No, I’m not OK. You’re not OK! None of us are OK, OK?! Email is out of control! It’s horrible yet addictive yet efficient yet awful! All of us are looking for ways to manage the murky cesspool that is our emails. If you google “email overwhelm,” it’ll come up with 481,000 hits, including hundreds of articles with advice like “only check your emails at designated time” and “create filters to automatically file many messages” and “do what Jeff Bezos does” (Start a multi-billion dollar tech company and hire people to answer your emails). Continue reading

9 nonprofit-inspired cocktail recipes for your holiday party

[image description: Two wine glasses filled with a yellowish cocktail, each having a small bunch of red currants on the bottom and ice and lime wedges floating on top. Image obtained from Pixabay.com]

Hi everyone, this will be the last post of the year. I thought about writing a recap of 2017, maybe a list of profound lessons we learned as a sector or something. But that takes way too much thinking and analysis, which I can’t really do after three glasses of Gewürztraminer, the nonprofit of the wine family (sweet, underappreciated, with a hint of bitterness).

So instead, we’re going to talk about cocktails. It’s been a while since we’ve had a follow up to Nonprofit Cocktail recipes. However, since all of us are likely hosting holiday parties, it is a good time to brush up on our mixology. If you’re sick of the boring old eggnog, try these nonprofit-inspired recipes below at your next gathering, and wow your friends and family. Please drink and serve responsibly. Continue reading

7 nonprofit scary stories to tell in the dark

[Image description: A hand, glowing blue, with a creepy blurry blue background. Image obtained from Pixabay.com]

Hi everyone. I usually don’t post more than once a week, but I love Halloween. It’s my favorite holiday. So here are some terrifying stories set in the sector. Read them, but beware, they are really, really scary, so make sure you are prepared. Happy Halloween.

The Salary History

Every day, Francine applied for jobs, spending time to carefully tailor and craft her resume and cover letter. There were never any responses. It seemed hopeless, until she saw a posting for a job that seemed perfect for her. But as she scanned to the bottom, a sinking feeling swelled up in her stomach. From outside her cold attic room, a crow cackled ominously. There was no salary range listed. A shiver ran through her spine as her eyes rested on a solitary line “Please submit resume and cover, including your salary history for the previous three positions.” Three positions. Three. Why, she thought, what does why previous salary at a previous position have anything to do with this completely different job? What sort of unethical BS is this?

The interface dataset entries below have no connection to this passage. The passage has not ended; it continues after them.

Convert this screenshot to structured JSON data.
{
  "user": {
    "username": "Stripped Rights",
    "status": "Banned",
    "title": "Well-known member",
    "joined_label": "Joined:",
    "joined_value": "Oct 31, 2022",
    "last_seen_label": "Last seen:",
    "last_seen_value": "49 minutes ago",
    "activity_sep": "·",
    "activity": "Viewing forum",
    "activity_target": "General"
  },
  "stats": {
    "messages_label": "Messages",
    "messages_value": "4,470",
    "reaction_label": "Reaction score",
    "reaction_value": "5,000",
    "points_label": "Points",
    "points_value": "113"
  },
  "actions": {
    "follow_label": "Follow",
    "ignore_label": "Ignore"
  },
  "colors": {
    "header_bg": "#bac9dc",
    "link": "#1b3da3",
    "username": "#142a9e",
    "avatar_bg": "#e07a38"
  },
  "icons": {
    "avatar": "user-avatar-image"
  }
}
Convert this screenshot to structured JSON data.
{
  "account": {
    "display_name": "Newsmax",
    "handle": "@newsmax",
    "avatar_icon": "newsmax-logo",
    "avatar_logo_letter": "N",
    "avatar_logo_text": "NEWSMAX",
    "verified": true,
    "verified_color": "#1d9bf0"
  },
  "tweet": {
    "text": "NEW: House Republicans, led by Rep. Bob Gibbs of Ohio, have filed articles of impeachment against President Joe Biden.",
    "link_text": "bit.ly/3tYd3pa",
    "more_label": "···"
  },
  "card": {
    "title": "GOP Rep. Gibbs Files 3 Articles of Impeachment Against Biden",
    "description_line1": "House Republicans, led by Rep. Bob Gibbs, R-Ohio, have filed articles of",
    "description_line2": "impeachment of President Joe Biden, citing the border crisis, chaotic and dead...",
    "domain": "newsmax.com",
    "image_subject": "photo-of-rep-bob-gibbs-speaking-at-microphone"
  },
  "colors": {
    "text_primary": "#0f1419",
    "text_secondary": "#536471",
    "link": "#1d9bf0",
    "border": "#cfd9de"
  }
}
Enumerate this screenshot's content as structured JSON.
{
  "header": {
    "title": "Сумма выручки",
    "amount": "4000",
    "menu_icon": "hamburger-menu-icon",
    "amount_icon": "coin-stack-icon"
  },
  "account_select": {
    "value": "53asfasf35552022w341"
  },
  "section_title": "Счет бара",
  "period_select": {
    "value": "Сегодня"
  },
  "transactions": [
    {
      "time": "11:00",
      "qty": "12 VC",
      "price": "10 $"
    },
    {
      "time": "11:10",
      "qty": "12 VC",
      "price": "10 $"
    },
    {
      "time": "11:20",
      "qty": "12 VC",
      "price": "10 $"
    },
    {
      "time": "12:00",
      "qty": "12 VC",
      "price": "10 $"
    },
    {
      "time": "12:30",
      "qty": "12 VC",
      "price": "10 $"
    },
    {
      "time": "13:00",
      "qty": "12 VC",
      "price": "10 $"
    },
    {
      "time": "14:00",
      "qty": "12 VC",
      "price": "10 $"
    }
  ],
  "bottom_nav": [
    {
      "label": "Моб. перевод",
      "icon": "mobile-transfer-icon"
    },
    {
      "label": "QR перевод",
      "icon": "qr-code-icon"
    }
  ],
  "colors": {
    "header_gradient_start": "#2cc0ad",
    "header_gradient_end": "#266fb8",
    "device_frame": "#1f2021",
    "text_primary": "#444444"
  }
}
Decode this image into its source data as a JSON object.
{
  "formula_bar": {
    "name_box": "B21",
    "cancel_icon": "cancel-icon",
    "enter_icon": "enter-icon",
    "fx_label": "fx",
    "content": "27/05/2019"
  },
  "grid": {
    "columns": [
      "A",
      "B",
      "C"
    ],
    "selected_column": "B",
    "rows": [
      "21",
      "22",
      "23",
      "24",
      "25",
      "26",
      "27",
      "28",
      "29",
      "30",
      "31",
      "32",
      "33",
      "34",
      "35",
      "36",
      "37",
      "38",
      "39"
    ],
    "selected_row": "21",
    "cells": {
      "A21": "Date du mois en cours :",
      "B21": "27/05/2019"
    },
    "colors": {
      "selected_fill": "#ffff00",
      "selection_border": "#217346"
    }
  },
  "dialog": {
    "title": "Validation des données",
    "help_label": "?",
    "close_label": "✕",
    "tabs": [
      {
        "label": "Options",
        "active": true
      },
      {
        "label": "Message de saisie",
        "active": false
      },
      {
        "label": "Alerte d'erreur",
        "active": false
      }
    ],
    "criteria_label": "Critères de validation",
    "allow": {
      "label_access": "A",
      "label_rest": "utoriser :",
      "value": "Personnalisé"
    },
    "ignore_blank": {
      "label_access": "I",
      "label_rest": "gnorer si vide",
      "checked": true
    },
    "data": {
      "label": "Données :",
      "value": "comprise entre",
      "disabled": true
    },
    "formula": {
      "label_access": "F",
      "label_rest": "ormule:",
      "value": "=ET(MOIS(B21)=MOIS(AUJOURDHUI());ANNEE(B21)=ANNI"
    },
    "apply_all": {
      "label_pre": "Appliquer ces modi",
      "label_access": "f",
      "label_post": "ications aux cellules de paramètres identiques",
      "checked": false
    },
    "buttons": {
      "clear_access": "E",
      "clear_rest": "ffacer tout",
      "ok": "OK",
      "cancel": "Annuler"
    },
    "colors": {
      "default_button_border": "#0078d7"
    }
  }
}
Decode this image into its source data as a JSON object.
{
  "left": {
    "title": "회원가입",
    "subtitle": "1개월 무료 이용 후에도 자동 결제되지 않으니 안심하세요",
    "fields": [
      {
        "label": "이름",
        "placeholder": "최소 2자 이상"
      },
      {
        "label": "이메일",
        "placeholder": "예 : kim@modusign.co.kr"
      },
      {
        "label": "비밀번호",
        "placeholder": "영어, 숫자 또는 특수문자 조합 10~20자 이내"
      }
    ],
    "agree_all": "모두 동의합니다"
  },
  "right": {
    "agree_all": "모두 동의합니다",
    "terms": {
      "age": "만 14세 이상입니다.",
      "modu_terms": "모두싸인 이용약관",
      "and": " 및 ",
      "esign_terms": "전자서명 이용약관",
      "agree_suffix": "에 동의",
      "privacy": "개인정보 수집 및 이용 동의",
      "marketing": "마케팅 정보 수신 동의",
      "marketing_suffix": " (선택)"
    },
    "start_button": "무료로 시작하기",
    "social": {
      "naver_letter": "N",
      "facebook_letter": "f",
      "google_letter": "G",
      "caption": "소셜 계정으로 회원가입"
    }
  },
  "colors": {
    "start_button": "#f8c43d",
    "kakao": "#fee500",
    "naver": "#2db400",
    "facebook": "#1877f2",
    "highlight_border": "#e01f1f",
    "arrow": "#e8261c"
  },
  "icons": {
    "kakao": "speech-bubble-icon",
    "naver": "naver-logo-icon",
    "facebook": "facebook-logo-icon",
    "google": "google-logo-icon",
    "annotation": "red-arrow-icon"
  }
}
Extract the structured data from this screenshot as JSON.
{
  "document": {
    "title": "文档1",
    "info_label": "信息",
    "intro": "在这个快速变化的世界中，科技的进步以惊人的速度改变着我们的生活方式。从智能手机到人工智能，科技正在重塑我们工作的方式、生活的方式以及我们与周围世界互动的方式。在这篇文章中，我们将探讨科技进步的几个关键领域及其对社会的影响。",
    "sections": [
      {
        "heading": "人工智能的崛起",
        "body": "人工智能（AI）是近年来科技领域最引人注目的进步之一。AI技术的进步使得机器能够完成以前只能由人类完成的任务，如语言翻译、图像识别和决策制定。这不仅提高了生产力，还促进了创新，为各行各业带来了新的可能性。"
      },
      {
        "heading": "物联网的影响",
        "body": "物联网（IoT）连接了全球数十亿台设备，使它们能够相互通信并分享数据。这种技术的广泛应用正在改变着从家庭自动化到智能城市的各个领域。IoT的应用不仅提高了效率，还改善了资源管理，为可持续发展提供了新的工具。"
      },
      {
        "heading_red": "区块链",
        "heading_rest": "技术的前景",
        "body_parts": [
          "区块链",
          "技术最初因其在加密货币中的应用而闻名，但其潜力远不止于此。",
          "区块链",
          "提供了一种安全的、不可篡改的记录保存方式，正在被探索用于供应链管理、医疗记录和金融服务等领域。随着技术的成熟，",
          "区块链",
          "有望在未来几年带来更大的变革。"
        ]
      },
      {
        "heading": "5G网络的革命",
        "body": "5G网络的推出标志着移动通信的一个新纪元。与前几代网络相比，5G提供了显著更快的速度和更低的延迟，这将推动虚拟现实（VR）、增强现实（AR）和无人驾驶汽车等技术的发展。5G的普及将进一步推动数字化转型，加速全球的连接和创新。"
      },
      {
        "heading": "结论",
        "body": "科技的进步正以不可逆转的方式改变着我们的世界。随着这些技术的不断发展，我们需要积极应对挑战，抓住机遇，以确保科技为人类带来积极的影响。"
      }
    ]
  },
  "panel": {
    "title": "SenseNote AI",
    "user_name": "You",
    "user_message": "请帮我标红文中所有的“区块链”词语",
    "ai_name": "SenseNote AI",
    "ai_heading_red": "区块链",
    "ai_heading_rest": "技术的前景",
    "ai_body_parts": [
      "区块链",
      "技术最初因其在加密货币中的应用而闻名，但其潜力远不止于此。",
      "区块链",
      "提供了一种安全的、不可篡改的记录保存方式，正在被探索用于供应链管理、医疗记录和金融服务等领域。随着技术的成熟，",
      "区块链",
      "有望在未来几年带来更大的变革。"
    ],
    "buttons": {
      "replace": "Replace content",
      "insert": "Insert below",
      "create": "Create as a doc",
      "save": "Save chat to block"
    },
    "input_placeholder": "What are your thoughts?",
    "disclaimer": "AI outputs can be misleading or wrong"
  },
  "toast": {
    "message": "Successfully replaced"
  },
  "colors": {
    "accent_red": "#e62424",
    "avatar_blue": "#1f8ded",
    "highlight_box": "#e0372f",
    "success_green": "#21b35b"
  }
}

Desperate to pay rent and to eat, she applied anyway. Francine got the job, and because she had been underpaid before, she was now doomed to be underpaid at this job too. And the next job. And the next. And at all jobs in her future. Continue reading